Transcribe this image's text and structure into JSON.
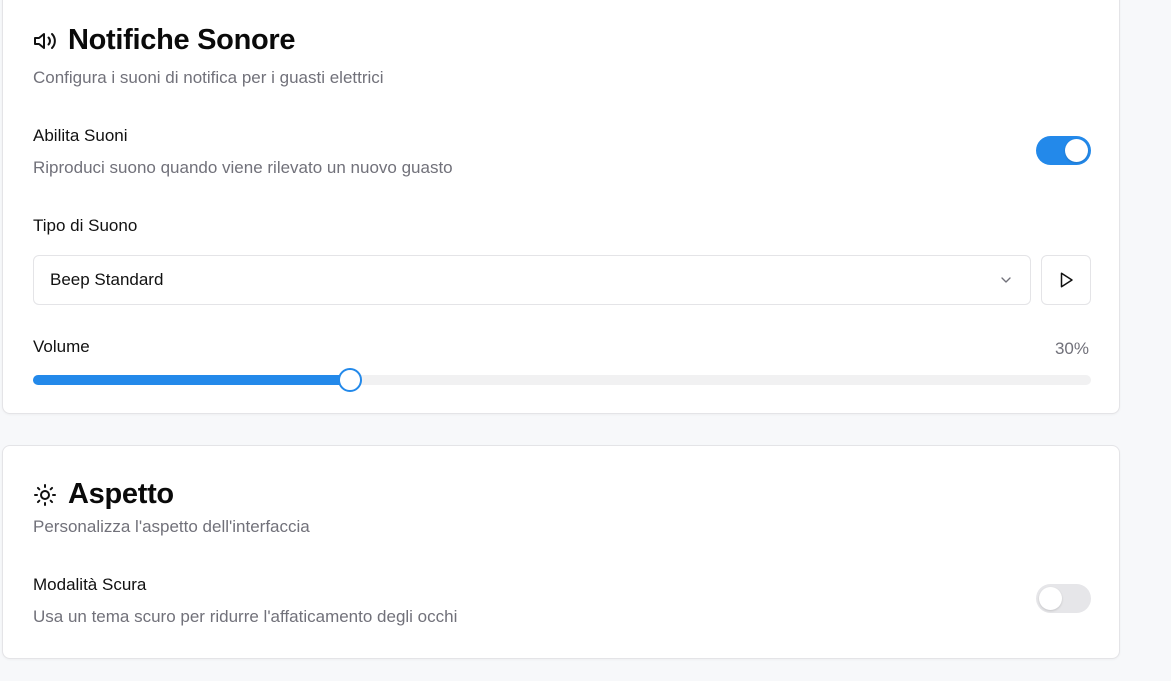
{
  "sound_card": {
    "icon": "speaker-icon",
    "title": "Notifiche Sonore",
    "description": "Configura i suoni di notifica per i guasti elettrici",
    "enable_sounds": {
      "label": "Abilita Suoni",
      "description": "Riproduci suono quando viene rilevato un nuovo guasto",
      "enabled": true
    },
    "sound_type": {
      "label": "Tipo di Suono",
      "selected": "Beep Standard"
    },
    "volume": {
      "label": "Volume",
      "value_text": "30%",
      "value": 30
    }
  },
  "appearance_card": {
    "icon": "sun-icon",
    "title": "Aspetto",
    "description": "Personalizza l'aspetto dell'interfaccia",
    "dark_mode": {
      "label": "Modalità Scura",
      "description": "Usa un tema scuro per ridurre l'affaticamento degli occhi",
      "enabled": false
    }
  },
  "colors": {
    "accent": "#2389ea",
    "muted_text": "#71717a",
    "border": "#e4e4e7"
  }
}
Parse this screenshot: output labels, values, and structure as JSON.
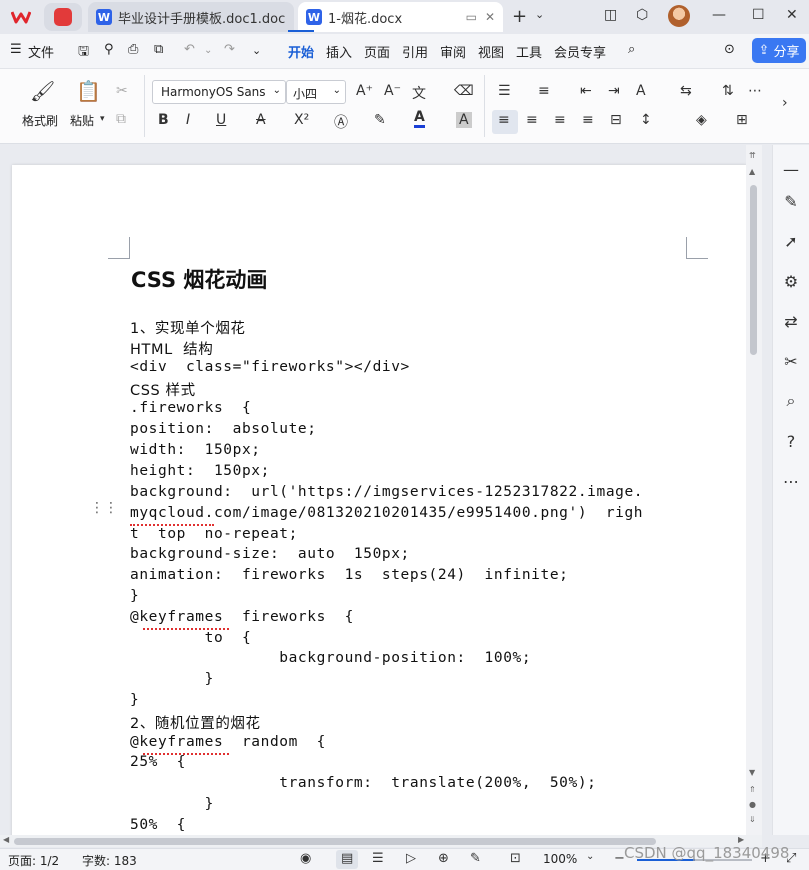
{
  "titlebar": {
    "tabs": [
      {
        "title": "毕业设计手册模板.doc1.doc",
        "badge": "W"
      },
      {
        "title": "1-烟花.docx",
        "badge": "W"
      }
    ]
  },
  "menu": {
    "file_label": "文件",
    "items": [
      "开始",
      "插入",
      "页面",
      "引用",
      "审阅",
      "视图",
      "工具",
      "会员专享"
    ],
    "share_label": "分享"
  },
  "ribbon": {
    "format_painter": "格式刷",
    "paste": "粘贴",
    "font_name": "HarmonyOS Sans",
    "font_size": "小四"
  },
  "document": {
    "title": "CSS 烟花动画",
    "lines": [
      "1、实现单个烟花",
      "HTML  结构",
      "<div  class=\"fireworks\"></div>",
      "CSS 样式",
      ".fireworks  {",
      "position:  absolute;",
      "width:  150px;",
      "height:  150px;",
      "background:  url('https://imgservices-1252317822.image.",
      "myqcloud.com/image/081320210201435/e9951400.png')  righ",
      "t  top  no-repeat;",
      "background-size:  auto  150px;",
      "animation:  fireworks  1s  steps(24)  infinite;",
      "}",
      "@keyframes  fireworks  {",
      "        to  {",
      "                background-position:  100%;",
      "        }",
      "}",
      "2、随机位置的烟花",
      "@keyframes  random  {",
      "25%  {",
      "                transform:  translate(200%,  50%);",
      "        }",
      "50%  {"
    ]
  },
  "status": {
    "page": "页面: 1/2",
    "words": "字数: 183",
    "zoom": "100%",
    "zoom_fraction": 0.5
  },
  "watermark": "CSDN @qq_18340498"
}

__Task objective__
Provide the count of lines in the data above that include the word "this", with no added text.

__Exercise response__
2